The statue is expected to be a fitting tribute to the great man to whom South Africa owes a great debt for his sacrifices made in the journey to attain freedom and democracy. The monument will serve as a constant reminder of the many years fighting for liberation that lead to the moment when he was freed and later addressed thousand of citizens from the City Hall balcony.
The statue will be positioned on the balcony where Nelson Mandela once stood when he gave his first address as a free man on 11 February 1990. The sculpture is the combined creative work of artists Xhanti Mpakama and Barry Jackson.

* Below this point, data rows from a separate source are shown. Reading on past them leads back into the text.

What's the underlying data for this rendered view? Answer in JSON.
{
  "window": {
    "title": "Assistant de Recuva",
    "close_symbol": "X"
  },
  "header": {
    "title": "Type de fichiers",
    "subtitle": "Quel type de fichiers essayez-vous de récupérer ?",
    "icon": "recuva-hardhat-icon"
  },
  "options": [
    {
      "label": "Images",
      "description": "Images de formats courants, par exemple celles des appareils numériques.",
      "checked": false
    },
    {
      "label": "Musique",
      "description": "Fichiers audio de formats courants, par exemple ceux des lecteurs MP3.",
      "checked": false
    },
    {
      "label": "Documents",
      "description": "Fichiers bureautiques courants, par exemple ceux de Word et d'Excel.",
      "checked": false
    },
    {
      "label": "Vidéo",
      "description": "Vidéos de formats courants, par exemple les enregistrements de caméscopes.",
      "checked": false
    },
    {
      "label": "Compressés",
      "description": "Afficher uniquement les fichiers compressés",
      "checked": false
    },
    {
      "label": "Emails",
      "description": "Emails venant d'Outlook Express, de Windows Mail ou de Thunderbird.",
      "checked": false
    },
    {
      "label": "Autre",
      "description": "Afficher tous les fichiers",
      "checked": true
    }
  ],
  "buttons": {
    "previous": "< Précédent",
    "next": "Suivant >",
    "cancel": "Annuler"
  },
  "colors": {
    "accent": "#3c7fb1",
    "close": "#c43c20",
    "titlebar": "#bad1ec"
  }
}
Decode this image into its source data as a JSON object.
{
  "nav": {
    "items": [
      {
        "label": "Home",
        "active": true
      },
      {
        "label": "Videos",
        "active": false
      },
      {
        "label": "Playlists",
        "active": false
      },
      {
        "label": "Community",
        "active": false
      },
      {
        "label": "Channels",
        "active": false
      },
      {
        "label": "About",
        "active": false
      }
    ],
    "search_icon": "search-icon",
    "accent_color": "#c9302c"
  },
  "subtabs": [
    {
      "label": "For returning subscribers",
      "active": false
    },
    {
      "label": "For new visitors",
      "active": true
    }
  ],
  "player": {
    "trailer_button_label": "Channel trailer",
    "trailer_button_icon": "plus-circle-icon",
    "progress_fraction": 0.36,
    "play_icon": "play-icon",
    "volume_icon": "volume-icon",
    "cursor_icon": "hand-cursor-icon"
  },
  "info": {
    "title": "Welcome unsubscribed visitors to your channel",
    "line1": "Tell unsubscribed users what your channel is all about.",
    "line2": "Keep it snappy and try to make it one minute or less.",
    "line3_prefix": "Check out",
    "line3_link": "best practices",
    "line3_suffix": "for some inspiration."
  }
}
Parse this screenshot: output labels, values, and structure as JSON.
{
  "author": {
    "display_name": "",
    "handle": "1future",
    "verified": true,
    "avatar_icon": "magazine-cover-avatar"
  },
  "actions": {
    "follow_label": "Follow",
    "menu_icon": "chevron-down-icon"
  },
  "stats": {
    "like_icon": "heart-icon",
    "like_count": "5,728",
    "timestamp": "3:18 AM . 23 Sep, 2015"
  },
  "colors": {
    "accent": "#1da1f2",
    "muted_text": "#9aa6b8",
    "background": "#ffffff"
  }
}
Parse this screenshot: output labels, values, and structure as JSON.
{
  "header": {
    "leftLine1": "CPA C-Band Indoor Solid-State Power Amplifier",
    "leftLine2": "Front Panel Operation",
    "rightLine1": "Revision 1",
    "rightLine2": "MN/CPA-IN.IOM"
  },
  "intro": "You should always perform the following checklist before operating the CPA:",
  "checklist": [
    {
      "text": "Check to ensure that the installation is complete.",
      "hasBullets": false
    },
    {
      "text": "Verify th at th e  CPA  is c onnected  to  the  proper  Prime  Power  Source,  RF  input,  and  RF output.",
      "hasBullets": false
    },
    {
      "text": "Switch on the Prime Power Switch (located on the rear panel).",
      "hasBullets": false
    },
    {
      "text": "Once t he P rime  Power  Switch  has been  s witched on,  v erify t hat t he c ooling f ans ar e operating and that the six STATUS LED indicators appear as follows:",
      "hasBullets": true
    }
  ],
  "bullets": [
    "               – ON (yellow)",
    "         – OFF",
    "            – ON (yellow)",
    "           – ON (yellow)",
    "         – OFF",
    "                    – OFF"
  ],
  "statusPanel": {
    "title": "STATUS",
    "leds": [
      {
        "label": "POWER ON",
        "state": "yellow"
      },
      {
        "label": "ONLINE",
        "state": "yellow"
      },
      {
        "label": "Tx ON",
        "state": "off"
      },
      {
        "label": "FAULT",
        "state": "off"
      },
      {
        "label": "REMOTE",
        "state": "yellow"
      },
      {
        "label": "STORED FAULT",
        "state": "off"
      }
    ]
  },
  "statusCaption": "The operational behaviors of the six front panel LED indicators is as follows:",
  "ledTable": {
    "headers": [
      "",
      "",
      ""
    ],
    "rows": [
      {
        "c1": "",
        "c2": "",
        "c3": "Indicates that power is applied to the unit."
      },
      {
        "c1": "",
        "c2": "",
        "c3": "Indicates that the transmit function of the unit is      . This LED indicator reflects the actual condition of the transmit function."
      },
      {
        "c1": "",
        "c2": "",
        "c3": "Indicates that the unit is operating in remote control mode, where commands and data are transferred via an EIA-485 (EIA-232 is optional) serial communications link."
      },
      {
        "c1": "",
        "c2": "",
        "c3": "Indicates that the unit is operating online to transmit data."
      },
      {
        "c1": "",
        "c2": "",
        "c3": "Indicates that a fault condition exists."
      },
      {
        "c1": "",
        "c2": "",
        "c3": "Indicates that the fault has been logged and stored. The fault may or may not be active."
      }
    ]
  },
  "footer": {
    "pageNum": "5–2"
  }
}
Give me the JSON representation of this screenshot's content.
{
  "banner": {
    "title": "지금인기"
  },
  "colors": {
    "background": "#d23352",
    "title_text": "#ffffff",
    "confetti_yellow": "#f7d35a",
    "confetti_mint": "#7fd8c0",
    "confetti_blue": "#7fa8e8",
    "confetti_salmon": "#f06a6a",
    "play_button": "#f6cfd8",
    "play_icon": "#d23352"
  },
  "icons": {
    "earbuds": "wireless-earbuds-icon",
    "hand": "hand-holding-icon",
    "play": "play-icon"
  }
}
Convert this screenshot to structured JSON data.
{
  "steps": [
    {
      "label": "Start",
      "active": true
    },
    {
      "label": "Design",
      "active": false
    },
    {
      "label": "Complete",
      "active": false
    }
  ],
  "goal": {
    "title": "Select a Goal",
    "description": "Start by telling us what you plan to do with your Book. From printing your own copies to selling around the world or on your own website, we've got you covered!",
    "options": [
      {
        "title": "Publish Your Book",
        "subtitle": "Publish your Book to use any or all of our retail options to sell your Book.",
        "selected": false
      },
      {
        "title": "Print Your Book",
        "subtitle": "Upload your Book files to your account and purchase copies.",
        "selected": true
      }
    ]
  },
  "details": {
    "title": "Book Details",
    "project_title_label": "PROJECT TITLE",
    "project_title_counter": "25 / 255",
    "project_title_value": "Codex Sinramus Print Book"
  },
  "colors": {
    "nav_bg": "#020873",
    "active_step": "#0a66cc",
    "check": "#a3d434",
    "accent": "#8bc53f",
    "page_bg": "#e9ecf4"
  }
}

Mpakama is a young artist born and raised in the Eastern Cape, while Jackson is an experience bronze sculpture who has crafted artworks of several historical figures for the National Heritage Project. Both artists worked on the Mandela bust which currently takes a place of pride in front of the National Assembly at the South African Parliament in Pretoria.
This sculpture forms part of an initiative by the Western Cape Government and the City of Cape Town to share former President Mandela’s story with the world.
As part of Project Khulisa, the economic development strategy for the region, a Madiba legacy route was envisaged.
The route will allow visitors to follow in Nelson Mandela’s footsteps and visit key sites in the province such as Robben Island where he was imprisoned for most of his sentence, to Drakenstein prison and eventually to Parliament, where he was sworn in as our country’s first democratically-elected President in 1994.
“Mandela had a very close connection with Cape Town as it was here that he was imprisoned and here that he was finally set free and delivered his first speech as a free man from the City Hall balcony. It is therefore fitting that we honour him in this way in the Mother City as we commemorate 100 years since the birth of a world icon who sacrificed so much for our freedom and democracy,” said Patricia de Lille, Executive Mayor of the City of Cape Town.
“As we mark this momentous occasion this year, we must all do more to emulate his example and serve those who need our help most. In doing so, we can make greater strides in building a caring and inclusive city and ensuring that the work of Mandela in fighting for our rights and freedoms is felt by all.”
The public is encouraged to gather on the Grand Parade in front of the City Hall to watch the unveiling which will happen at 3pm.